  • Empty Subtrees are replaced with a constant default placeholder node value.
  • Single-Leaf Subtrees are replaced with one node reflecting the one leaf value.

4. A Jellyfish Merkle Tree (JMT) is a Sparse Addressable Radix Merkle Tree with r=16 (Sparse AR₁₆MT) that balances the tradeoff of storage, compute, read and write operations using two node types: Internal Node and Leaf (Data) Node. It optimizes for Log-Structured Merge-tree (LSM-tree) based key-value storage databases (e.g. RocksDB) by using Version-Based Node Keys whereby a monotonically increasing version number (i.e. # of transaction applied to the state) is prefixed to the node path in order to [Table 1]:

  • Enable version-based sharding
  • Automatically sort node updates written (i.e. appended) to disk in lexicographic order, reducing the disk bandwidth and IOPS of LSM-tree compaction.
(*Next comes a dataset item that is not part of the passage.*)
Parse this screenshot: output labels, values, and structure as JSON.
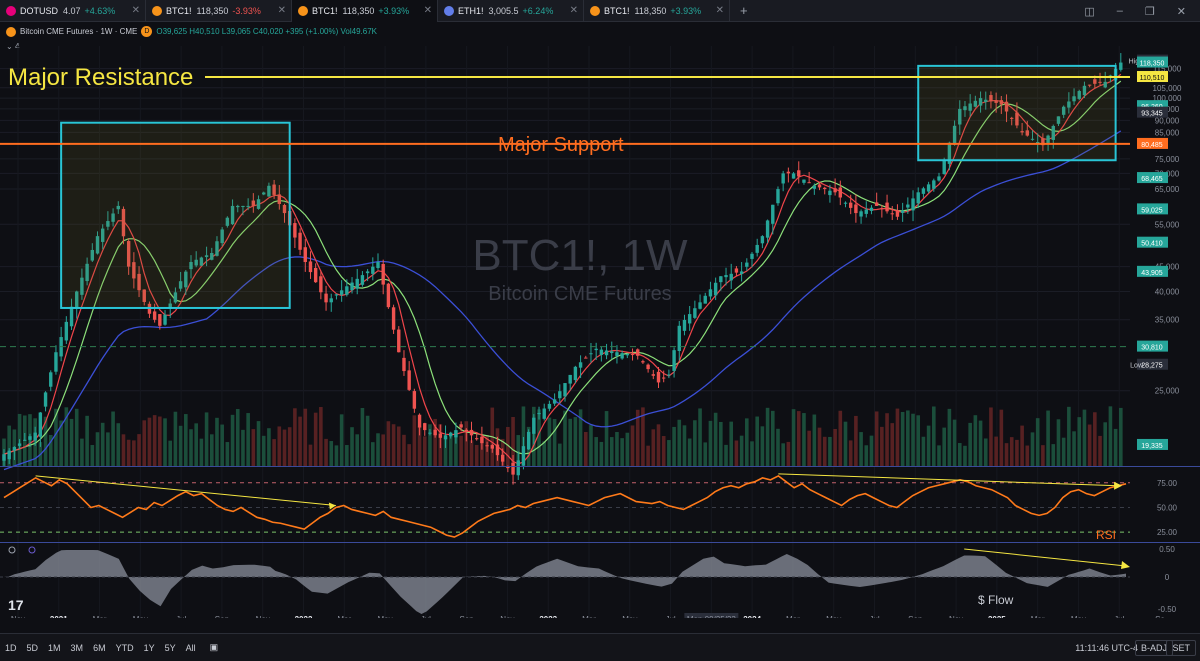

5. A JMT has an average Merkle Proof size of Θ(𝑙𝑜𝑔(num_existent_leaves)) and is split into three types [Fig. 4,5]:

  • Inclusion proof — A path to the node leaf with the appropriate key exists.
  • Exclusion proof (other node) — The leaf node in the path followed contains a key different from what’s expected.
  • Exclusion proof (empty node) — An empty (i.e. default placeholder) node exists along the path to the leaf node with the expected key.

There’s no better reference than the original white paper: Jellyfish Merkle Tree, but personally, I’d use my annotated version of the available at bafybeid5cdhsbqskrwwn5m2q7md5g2ldt6hihvzrt26ty6jbxqnza4gaie or

Table 1